Task:
How many lines below contain the word "chevron"? Reply solely with the number.

Dataset records:
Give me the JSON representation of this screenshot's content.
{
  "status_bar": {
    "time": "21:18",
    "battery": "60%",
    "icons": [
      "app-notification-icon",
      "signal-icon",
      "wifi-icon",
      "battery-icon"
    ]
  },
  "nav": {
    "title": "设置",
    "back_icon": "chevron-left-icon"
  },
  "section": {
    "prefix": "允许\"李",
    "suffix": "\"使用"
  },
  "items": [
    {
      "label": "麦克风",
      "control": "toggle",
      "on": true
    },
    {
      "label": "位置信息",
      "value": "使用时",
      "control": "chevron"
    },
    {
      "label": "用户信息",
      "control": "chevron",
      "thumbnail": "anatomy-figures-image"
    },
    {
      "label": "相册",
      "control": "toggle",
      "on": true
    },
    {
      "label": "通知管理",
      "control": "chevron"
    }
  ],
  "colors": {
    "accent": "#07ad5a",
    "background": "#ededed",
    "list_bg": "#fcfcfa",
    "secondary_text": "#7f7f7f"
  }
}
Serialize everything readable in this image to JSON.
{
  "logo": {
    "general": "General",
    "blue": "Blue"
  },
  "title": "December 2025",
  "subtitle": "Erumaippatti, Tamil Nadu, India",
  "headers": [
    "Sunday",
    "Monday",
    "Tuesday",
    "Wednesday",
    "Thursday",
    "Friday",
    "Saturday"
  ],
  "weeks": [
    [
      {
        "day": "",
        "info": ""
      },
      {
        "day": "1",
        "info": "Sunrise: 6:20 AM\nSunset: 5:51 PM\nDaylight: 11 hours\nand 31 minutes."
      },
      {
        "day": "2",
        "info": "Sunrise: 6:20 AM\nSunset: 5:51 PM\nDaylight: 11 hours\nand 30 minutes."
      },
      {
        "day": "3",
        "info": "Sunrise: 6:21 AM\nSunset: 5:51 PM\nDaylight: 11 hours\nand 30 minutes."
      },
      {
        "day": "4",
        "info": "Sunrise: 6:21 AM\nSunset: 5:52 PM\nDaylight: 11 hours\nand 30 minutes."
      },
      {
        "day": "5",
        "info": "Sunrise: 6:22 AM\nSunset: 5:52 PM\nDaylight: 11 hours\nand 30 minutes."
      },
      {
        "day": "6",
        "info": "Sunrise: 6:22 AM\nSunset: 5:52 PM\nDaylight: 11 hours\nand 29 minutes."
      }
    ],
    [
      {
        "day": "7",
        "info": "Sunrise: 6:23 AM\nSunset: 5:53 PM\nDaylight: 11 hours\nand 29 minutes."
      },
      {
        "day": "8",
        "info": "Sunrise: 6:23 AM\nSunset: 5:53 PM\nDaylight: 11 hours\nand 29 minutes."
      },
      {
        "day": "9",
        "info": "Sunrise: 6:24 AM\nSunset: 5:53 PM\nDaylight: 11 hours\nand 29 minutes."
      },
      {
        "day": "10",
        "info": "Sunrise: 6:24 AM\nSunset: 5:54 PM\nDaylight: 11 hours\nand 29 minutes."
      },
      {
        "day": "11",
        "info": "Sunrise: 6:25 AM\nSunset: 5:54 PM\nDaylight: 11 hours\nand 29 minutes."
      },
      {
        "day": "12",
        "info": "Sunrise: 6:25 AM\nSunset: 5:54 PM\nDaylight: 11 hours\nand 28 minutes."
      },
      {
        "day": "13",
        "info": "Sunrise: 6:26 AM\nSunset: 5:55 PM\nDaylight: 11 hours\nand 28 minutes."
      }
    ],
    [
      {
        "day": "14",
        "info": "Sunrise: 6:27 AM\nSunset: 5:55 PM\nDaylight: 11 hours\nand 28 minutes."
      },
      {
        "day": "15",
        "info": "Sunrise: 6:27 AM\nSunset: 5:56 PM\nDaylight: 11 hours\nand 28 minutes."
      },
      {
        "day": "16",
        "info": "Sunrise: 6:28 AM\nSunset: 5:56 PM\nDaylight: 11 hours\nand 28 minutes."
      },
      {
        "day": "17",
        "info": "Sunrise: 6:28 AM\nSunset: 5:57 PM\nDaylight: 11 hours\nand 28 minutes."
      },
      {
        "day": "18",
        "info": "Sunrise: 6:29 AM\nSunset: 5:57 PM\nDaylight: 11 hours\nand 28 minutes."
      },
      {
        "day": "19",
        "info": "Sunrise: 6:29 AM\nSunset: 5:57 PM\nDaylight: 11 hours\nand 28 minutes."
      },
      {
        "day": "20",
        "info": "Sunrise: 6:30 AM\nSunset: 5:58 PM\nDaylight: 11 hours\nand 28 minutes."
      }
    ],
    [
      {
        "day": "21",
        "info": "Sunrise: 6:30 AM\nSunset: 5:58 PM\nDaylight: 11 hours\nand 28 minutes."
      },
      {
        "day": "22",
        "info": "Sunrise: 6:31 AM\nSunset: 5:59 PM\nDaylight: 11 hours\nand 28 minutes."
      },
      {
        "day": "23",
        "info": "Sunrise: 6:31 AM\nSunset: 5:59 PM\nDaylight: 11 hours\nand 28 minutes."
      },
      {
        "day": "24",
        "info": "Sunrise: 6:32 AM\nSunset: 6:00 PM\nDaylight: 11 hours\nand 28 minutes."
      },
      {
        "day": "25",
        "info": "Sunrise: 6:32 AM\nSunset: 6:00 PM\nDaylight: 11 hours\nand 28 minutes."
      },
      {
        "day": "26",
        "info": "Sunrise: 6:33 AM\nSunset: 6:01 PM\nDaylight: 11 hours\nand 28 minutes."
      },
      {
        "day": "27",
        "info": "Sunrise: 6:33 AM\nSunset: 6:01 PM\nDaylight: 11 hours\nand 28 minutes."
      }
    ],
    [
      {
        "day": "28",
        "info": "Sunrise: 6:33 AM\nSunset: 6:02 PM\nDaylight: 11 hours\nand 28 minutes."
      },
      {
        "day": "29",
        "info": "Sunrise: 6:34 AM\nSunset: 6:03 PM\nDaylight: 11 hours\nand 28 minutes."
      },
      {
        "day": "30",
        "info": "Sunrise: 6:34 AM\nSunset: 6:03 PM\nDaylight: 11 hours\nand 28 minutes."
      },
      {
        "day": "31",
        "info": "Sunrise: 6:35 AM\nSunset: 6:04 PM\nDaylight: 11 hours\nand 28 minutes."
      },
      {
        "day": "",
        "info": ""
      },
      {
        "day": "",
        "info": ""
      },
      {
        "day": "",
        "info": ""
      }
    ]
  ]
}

Answer section:
4